- [What you are asked to do]: Return the records that follow unaltered. Omit every picture.

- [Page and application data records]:
--- START ---
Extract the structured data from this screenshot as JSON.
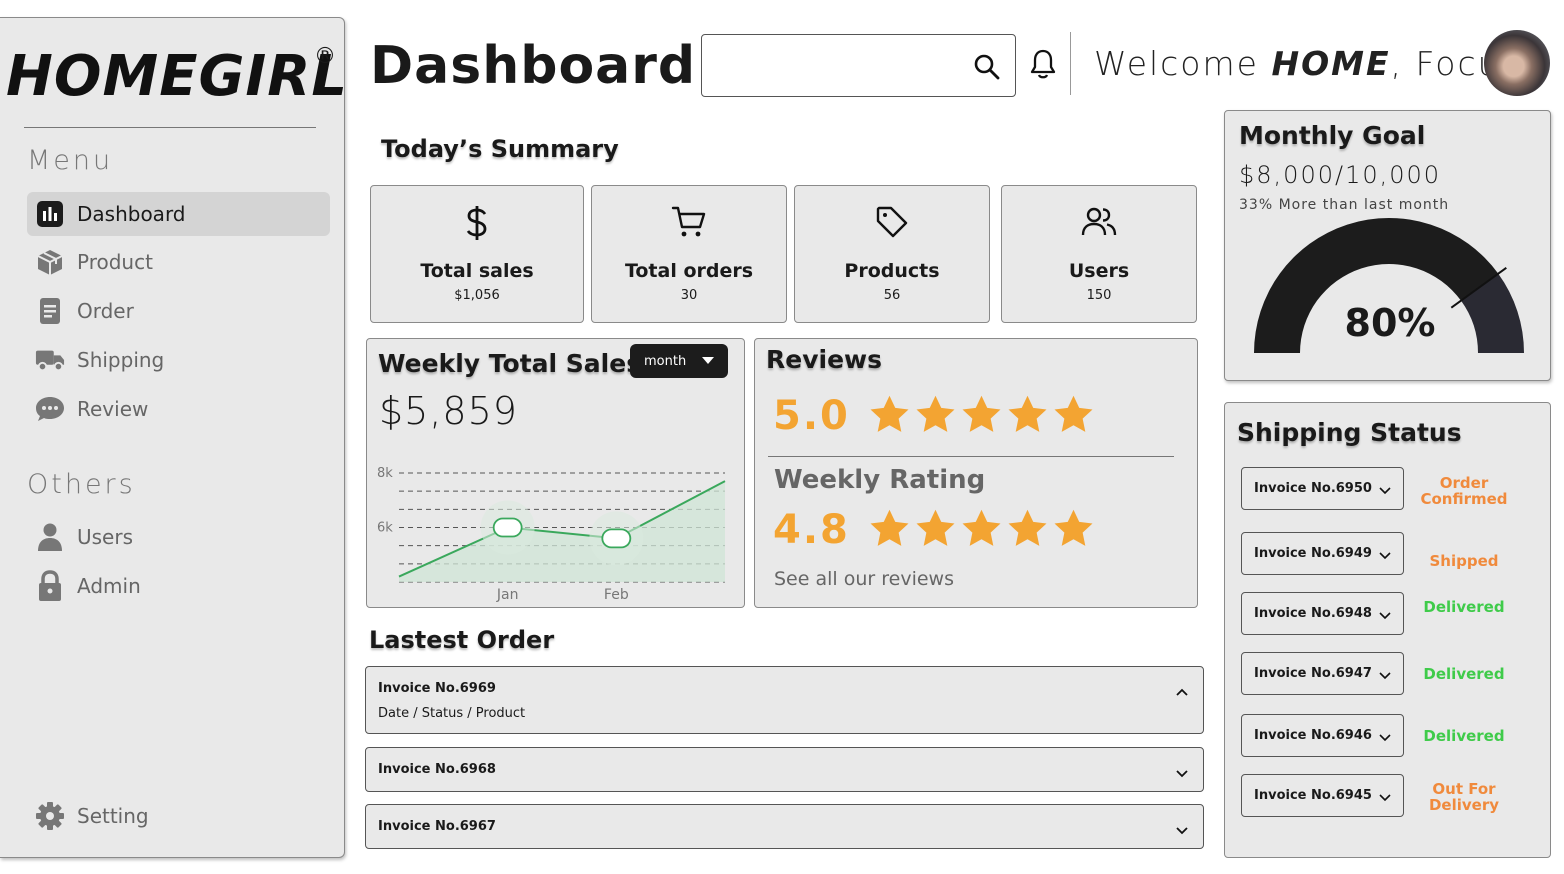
{
  "brand": {
    "name": "HOMEGIRL",
    "reg_mark": "®"
  },
  "sidebar": {
    "menu_heading": "Menu",
    "menu_items": [
      {
        "label": "Dashboard",
        "icon": "chart-bars-icon",
        "active": true
      },
      {
        "label": "Product",
        "icon": "box-icon"
      },
      {
        "label": "Order",
        "icon": "document-icon"
      },
      {
        "label": "Shipping",
        "icon": "truck-icon"
      },
      {
        "label": "Review",
        "icon": "chat-bubble-icon"
      }
    ],
    "others_heading": "Others",
    "others_items": [
      {
        "label": "Users",
        "icon": "user-icon"
      },
      {
        "label": "Admin",
        "icon": "lock-icon"
      }
    ],
    "setting_label": "Setting"
  },
  "header": {
    "title": "Dashboard",
    "search_placeholder": "",
    "welcome_prefix": "Welcome ",
    "welcome_bold": "HOME",
    "welcome_suffix": ", Focus"
  },
  "summary": {
    "title": "Today’s Summary",
    "cards": [
      {
        "label": "Total sales",
        "value": "$1,056",
        "icon": "dollar-icon"
      },
      {
        "label": "Total orders",
        "value": "30",
        "icon": "cart-icon"
      },
      {
        "label": "Products",
        "value": "56",
        "icon": "tag-icon"
      },
      {
        "label": "Users",
        "value": "150",
        "icon": "users-icon"
      }
    ]
  },
  "weekly_sales": {
    "title": "Weekly Total Sales",
    "value": "$5,859",
    "period_select": "month"
  },
  "chart_data": {
    "type": "area",
    "categories": [
      "Jan",
      "Feb"
    ],
    "y_tick_labels": [
      "8k",
      "6k"
    ],
    "ylim": [
      4000,
      8000
    ],
    "x": [
      0,
      1,
      2,
      3
    ],
    "series": [
      {
        "values": [
          4200,
          6000,
          5600,
          7700
        ]
      }
    ],
    "point_markers": [
      1,
      2
    ],
    "grid": true,
    "colors": {
      "line": "#3aa85c",
      "fill": "#cfe4d5"
    }
  },
  "reviews": {
    "title": "Reviews",
    "rating": "5.0",
    "rating_stars": 5,
    "weekly_title": "Weekly Rating",
    "weekly_rating": "4.8",
    "weekly_stars": 5,
    "see_all": "See all our reviews",
    "star_color": "#f3a432"
  },
  "latest_order": {
    "title": "Lastest Order",
    "orders": [
      {
        "invoice": "Invoice No.6969",
        "detail": "Date / Status / Product",
        "expanded": true
      },
      {
        "invoice": "Invoice No.6968",
        "expanded": false
      },
      {
        "invoice": "Invoice No.6967",
        "expanded": false
      }
    ]
  },
  "monthly_goal": {
    "title": "Monthly Goal",
    "amount": "$8,000/10,000",
    "note": "33% More than last month",
    "percent_label": "80%",
    "percent": 0.8
  },
  "shipping": {
    "title": "Shipping Status",
    "items": [
      {
        "invoice": "Invoice No.6950",
        "status": "Order Confirmed",
        "color": "#f08a3c"
      },
      {
        "invoice": "Invoice No.6949",
        "status": "Shipped",
        "color": "#f08a3c"
      },
      {
        "invoice": "Invoice No.6948",
        "status": "Delivered",
        "color": "#3fcb4a"
      },
      {
        "invoice": "Invoice No.6947",
        "status": "Delivered",
        "color": "#3fcb4a"
      },
      {
        "invoice": "Invoice No.6946",
        "status": "Delivered",
        "color": "#3fcb4a"
      },
      {
        "invoice": "Invoice No.6945",
        "status": "Out For Delivery",
        "color": "#f08a3c"
      }
    ]
  }
}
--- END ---
- [Answer box]:
Extract the structured data from this screenshot as JSON.
{
  "brand": {
    "name": "HOMEGIRL",
    "reg_mark": "®"
  },
  "sidebar": {
    "menu_heading": "Menu",
    "menu_items": [
      {
        "label": "Dashboard",
        "icon": "chart-bars-icon",
        "active": true
      },
      {
        "label": "Product",
        "icon": "box-icon"
      },
      {
        "label": "Order",
        "icon": "document-icon"
      },
      {
        "label": "Shipping",
        "icon": "truck-icon"
      },
      {
        "label": "Review",
        "icon": "chat-bubble-icon"
      }
    ],
    "others_heading": "Others",
    "others_items": [
      {
        "label": "Users",
        "icon": "user-icon"
      },
      {
        "label": "Admin",
        "icon": "lock-icon"
      }
    ],
    "setting_label": "Setting"
  },
  "header": {
    "title": "Dashboard",
    "search_placeholder": "",
    "welcome_prefix": "Welcome ",
    "welcome_bold": "HOME",
    "welcome_suffix": ", Focus"
  },
  "summary": {
    "title": "Today’s Summary",
    "cards": [
      {
        "label": "Total sales",
        "value": "$1,056",
        "icon": "dollar-icon"
      },
      {
        "label": "Total orders",
        "value": "30",
        "icon": "cart-icon"
      },
      {
        "label": "Products",
        "value": "56",
        "icon": "tag-icon"
      },
      {
        "label": "Users",
        "value": "150",
        "icon": "users-icon"
      }
    ]
  },
  "weekly_sales": {
    "title": "Weekly Total Sales",
    "value": "$5,859",
    "period_select": "month"
  },
  "chart_data": {
    "type": "area",
    "categories": [
      "Jan",
      "Feb"
    ],
    "y_tick_labels": [
      "8k",
      "6k"
    ],
    "ylim": [
      4000,
      8000
    ],
    "x": [
      0,
      1,
      2,
      3
    ],
    "series": [
      {
        "values": [
          4200,
          6000,
          5600,
          7700
        ]
      }
    ],
    "point_markers": [
      1,
      2
    ],
    "grid": true,
    "colors": {
      "line": "#3aa85c",
      "fill": "#cfe4d5"
    }
  },
  "reviews": {
    "title": "Reviews",
    "rating": "5.0",
    "rating_stars": 5,
    "weekly_title": "Weekly Rating",
    "weekly_rating": "4.8",
    "weekly_stars": 5,
    "see_all": "See all our reviews",
    "star_color": "#f3a432"
  },
  "latest_order": {
    "title": "Lastest Order",
    "orders": [
      {
        "invoice": "Invoice No.6969",
        "detail": "Date / Status / Product",
        "expanded": true
      },
      {
        "invoice": "Invoice No.6968",
        "expanded": false
      },
      {
        "invoice": "Invoice No.6967",
        "expanded": false
      }
    ]
  },
  "monthly_goal": {
    "title": "Monthly Goal",
    "amount": "$8,000/10,000",
    "note": "33% More than last month",
    "percent_label": "80%",
    "percent": 0.8
  },
  "shipping": {
    "title": "Shipping Status",
    "items": [
      {
        "invoice": "Invoice No.6950",
        "status": "Order Confirmed",
        "color": "#f08a3c"
      },
      {
        "invoice": "Invoice No.6949",
        "status": "Shipped",
        "color": "#f08a3c"
      },
      {
        "invoice": "Invoice No.6948",
        "status": "Delivered",
        "color": "#3fcb4a"
      },
      {
        "invoice": "Invoice No.6947",
        "status": "Delivered",
        "color": "#3fcb4a"
      },
      {
        "invoice": "Invoice No.6946",
        "status": "Delivered",
        "color": "#3fcb4a"
      },
      {
        "invoice": "Invoice No.6945",
        "status": "Out For Delivery",
        "color": "#f08a3c"
      }
    ]
  }
}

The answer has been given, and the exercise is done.